A failed power cord on an appliance in a carport apparently caused a fire early Saturday that destroyed a northeast Bend home, displacing a family of four, officials said.
The fire was reported around 12:30 a.m. at a home at 951 NE 11th Street, at the corner with Greenwood Avenue (Highway 20) just near Pilot Butte, said Deputy Fire Marshal Dan Derlacki. The three-bedroom home, built in 1956, was owned by Linda Olson, according to fire officials and property tax records.
The initial calls reported the home was fully ablaze, with flames spreading into the trees, Derlacki said. Crews arrived to find ¾ of the house on fire and all occupants had fled unhurt, he said.
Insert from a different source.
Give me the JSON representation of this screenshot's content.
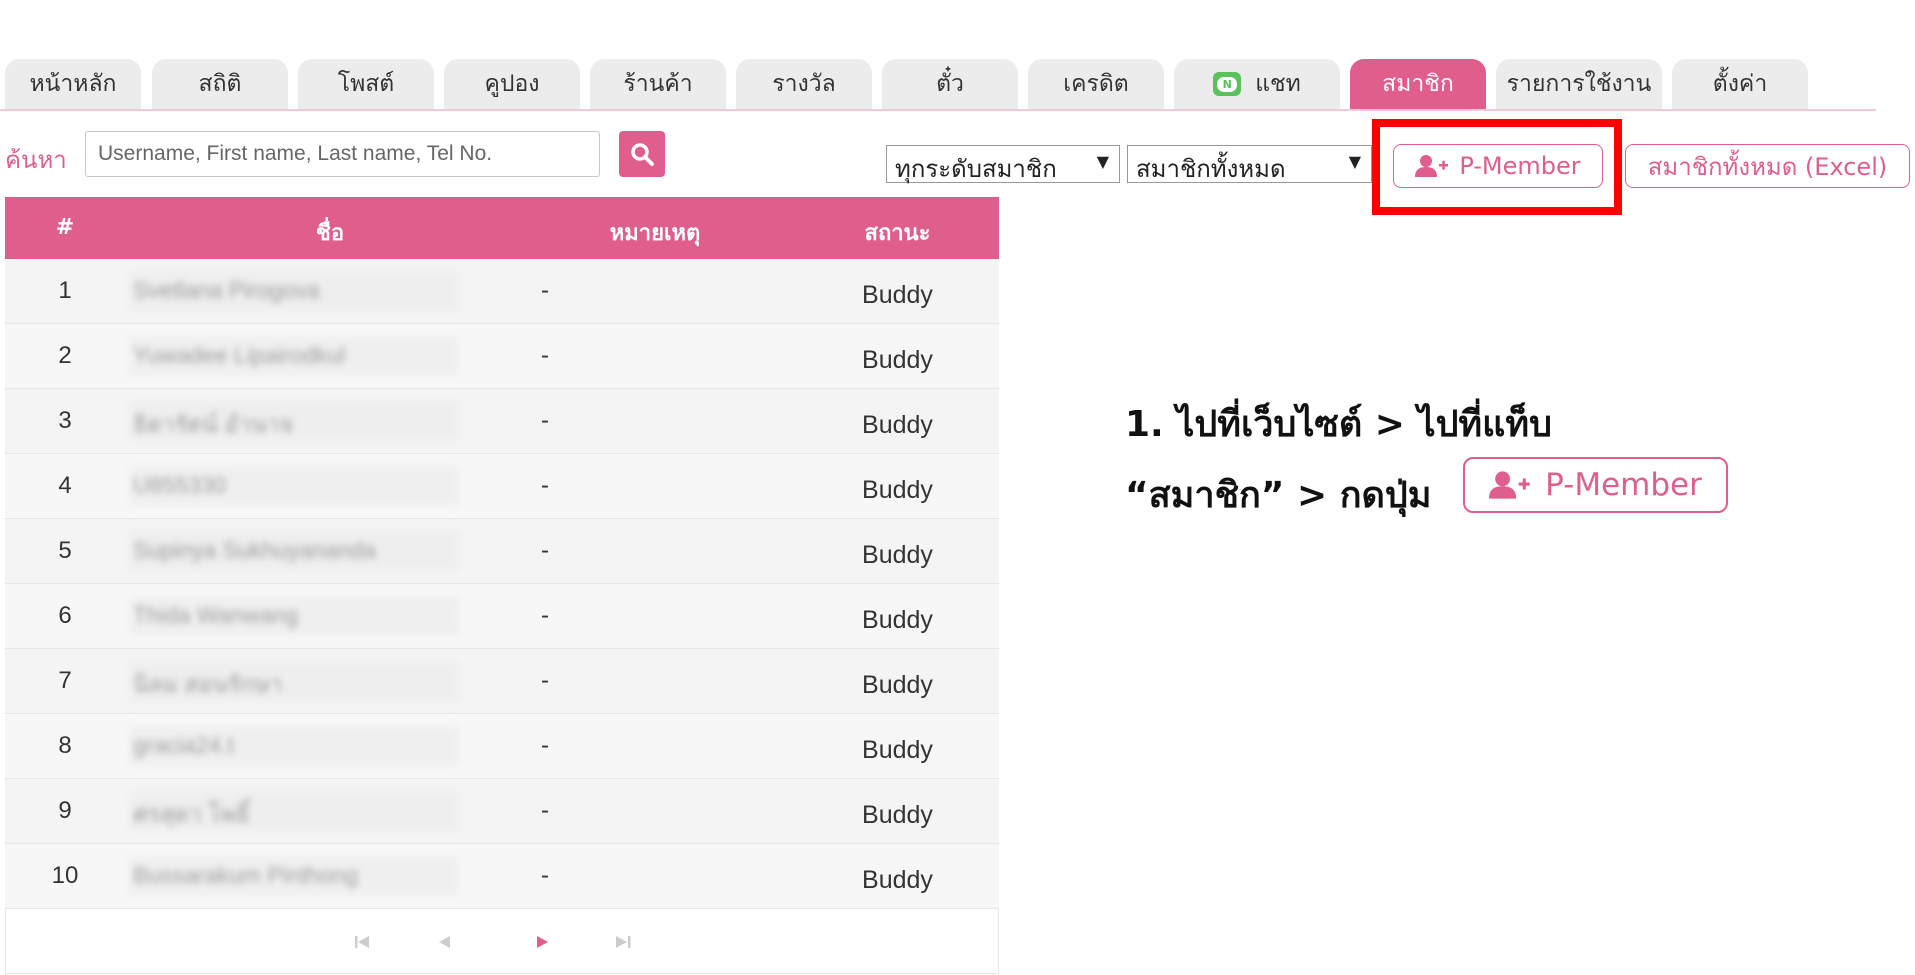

“We were able to stop the forward progress of the fire,” Derlacki said in a news release, but “we had a difficult time overhauling (clearing) the structure, due to the fact the house had numerous additions and void spaces.”
“Smoke detectors initially didn’t alert the occupants of smoke in the building – the just heard crackling and popping sounds,” the fire official said, adding that they quickly fled and made sure everyone was accounted for.
Later Saturday morning, fire investigators determined an electrical failure in a power cord for an appliance in the carport area was the most likely cause of the fire. Derlacki said that failure then ignited nearby combustibles, spreading to the rest of the carport and the home.
Losses were estimated at $110,000 to the home and $50,000 worth of contents, as well as a vehicle worth $5,000. The home was insured, officials said.
Nearly 20 firefighters and four engine companies responded to the scene, with Sunriver firefighters called in on mutual aid to help cover the district.
The Red Cross said volunteers responded to the blaze that displaced three adults, a child and two dogs. They provided lodging, flood, clothing, comfort kits and information about other support services.
Portions of Hwy. 20 and nearby side streets were closed during the firefighting and mop-up work.
Nearby resident Michelle Scott, who arrived before fire crews and took video of the fierce blaze, said she heard a loud popping noise but "didn't think anything of it until the sirens were so loud."
"I looked out the back door and the flames were so bright, I thought the church next to us was on fire," Scott said, adding that they evacuated their home in case they needed to.
"Once we got into the street, we realized it was across Greenwood," she said.
"Once we got close enough, whatever was on the back part of the house kept making a popping sound, and the power lines were zapping," Scott added.